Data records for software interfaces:
........

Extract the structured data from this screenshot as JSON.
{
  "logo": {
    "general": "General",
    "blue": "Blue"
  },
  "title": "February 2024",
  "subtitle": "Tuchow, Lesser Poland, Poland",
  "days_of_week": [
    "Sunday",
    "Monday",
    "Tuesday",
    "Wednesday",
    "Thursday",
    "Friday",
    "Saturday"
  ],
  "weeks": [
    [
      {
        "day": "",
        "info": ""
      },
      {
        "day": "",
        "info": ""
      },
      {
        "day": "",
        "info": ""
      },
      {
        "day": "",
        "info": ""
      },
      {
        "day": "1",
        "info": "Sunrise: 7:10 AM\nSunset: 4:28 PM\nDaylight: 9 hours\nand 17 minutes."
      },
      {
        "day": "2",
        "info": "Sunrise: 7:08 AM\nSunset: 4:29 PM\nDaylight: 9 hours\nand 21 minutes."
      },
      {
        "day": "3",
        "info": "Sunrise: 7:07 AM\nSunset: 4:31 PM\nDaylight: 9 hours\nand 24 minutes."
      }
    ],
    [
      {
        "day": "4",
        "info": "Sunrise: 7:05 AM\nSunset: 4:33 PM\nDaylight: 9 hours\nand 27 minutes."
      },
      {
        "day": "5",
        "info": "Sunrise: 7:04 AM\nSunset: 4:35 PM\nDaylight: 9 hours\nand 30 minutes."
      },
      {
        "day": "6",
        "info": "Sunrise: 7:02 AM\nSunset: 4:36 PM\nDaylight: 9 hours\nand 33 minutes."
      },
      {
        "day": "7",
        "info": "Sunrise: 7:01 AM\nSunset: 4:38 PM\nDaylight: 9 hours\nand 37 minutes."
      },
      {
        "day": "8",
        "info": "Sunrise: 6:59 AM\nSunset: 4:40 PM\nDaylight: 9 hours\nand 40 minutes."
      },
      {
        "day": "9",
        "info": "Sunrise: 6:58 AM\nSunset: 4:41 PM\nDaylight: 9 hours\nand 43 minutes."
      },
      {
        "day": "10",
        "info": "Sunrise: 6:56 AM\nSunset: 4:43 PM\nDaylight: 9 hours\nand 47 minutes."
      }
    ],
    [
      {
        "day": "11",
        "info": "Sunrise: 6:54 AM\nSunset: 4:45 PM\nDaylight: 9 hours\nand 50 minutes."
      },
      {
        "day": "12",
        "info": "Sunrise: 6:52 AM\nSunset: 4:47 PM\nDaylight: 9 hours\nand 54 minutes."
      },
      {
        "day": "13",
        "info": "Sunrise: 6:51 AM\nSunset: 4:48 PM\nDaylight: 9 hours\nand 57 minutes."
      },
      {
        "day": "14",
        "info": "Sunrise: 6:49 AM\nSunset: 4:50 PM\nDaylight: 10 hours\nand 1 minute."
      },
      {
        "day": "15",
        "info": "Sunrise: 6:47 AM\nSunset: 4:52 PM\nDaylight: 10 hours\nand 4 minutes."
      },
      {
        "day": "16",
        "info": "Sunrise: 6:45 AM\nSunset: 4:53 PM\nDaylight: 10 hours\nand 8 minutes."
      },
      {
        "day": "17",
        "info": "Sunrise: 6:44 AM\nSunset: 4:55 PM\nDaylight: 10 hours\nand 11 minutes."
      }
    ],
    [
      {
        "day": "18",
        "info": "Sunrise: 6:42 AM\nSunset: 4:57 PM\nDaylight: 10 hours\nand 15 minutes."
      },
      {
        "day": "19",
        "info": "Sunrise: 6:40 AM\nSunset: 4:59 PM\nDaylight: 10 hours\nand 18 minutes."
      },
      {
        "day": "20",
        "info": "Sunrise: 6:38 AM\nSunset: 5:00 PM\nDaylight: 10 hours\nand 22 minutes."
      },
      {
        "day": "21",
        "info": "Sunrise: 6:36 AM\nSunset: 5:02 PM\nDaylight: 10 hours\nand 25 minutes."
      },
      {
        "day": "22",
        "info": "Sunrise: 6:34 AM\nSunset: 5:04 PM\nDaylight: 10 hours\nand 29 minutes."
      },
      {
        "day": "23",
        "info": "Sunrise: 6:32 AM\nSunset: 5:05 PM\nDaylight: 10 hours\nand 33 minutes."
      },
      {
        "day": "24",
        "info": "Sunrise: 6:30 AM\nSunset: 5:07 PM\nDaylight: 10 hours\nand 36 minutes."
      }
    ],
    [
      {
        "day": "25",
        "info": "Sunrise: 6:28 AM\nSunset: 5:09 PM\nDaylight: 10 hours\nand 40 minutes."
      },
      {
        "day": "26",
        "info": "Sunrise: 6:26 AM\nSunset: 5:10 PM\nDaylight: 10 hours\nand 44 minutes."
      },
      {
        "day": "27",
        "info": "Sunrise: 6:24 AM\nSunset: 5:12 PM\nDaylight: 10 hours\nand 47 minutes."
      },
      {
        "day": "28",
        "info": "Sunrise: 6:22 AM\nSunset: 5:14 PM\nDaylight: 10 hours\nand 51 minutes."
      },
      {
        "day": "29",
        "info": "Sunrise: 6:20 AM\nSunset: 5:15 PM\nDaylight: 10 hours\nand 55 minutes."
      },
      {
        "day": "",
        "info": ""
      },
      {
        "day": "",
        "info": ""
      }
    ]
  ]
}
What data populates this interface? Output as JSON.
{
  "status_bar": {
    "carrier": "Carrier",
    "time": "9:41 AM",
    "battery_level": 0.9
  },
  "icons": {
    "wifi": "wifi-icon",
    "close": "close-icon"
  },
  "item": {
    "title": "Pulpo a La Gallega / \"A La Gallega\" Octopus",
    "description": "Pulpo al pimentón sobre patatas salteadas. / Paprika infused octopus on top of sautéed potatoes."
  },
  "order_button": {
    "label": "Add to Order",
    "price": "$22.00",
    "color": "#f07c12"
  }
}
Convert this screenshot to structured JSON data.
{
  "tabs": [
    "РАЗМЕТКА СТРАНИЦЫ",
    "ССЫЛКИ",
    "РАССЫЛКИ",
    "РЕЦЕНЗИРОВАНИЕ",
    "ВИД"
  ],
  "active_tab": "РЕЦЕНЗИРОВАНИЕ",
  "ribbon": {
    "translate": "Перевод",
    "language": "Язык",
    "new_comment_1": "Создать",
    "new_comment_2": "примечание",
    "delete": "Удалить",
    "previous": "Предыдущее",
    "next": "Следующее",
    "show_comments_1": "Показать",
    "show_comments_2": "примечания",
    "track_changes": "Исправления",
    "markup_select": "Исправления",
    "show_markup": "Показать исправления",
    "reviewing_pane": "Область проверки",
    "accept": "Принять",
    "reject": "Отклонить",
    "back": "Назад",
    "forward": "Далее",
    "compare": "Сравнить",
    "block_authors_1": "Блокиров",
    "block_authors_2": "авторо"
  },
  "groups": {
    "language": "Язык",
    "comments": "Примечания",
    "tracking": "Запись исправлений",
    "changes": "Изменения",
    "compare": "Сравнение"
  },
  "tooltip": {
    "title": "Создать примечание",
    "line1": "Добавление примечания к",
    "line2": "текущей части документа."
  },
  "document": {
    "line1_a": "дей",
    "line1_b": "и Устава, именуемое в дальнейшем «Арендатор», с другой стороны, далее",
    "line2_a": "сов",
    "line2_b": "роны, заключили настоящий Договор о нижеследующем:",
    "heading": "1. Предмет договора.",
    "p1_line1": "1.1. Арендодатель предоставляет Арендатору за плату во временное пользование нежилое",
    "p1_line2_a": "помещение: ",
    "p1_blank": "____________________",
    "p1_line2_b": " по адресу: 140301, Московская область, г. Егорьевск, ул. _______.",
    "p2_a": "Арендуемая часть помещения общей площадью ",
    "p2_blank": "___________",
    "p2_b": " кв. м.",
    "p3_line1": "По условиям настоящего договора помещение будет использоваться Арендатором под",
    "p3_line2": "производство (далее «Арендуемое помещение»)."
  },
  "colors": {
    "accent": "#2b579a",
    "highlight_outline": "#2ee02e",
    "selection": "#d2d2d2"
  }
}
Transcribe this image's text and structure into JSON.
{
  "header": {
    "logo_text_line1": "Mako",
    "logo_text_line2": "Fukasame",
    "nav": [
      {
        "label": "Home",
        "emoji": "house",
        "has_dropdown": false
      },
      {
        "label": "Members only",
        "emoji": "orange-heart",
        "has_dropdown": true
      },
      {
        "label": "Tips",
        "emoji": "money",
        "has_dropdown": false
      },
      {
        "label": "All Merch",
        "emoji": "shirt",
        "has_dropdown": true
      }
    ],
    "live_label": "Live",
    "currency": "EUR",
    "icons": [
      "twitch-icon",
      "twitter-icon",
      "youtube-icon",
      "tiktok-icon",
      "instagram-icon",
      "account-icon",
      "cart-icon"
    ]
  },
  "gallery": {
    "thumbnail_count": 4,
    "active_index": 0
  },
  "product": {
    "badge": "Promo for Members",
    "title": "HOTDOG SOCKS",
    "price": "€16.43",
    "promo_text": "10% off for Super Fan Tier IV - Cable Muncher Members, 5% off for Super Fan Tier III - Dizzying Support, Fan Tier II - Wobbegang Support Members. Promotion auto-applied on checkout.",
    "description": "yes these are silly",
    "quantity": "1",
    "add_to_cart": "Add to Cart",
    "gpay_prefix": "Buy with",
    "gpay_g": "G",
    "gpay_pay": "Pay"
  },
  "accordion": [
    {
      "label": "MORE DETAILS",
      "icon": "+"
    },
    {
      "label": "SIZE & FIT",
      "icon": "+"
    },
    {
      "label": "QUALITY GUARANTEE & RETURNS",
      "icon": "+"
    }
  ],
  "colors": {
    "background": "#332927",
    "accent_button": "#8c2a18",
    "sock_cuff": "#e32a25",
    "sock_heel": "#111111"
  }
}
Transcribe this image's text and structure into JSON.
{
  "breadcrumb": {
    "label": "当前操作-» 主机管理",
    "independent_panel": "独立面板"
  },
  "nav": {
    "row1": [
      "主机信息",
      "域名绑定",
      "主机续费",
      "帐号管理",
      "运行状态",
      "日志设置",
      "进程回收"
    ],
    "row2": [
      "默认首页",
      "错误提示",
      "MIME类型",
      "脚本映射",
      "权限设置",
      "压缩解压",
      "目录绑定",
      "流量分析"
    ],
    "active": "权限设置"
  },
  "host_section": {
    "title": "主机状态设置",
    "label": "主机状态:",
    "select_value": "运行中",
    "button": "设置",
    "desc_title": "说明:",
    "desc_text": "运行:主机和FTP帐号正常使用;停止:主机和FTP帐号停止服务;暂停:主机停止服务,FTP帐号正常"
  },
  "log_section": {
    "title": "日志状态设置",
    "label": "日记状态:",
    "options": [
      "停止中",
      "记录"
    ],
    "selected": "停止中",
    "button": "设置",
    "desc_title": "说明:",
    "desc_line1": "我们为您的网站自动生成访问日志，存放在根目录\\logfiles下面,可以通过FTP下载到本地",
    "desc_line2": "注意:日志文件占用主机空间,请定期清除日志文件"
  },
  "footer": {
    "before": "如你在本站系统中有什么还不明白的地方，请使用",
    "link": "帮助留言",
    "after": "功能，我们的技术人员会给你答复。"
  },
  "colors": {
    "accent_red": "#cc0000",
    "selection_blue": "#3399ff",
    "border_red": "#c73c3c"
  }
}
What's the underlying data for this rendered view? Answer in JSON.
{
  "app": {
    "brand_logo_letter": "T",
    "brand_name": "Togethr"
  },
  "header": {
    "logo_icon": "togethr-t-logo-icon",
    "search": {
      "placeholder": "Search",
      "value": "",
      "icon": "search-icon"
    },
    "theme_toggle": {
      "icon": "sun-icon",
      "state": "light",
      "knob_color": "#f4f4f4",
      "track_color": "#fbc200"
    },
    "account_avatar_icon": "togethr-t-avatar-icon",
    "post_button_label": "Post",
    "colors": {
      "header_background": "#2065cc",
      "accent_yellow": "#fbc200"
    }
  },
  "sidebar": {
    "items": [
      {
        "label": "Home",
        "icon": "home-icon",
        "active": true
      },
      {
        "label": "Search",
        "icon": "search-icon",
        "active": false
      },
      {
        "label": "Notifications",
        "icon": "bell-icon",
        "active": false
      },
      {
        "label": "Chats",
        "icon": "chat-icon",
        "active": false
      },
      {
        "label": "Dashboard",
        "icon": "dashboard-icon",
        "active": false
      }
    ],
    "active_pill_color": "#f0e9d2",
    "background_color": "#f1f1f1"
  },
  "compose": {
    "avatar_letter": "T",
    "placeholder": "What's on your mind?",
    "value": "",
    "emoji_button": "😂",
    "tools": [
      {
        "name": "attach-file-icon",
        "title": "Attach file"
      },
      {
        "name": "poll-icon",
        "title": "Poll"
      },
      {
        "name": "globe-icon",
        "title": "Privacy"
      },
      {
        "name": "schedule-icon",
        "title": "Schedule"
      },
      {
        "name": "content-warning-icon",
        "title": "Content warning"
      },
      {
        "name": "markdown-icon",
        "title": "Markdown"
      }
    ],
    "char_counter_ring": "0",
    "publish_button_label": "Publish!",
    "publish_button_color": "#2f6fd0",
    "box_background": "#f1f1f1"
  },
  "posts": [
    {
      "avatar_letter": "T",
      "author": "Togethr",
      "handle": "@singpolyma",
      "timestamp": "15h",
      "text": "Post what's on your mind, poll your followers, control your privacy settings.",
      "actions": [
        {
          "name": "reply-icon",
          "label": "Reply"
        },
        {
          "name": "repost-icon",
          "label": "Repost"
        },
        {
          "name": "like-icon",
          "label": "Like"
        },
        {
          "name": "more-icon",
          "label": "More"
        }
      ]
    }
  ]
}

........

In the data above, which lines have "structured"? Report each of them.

### Output below
Extract the structured data from this screenshot as JSON.
Convert this screenshot to structured JSON data.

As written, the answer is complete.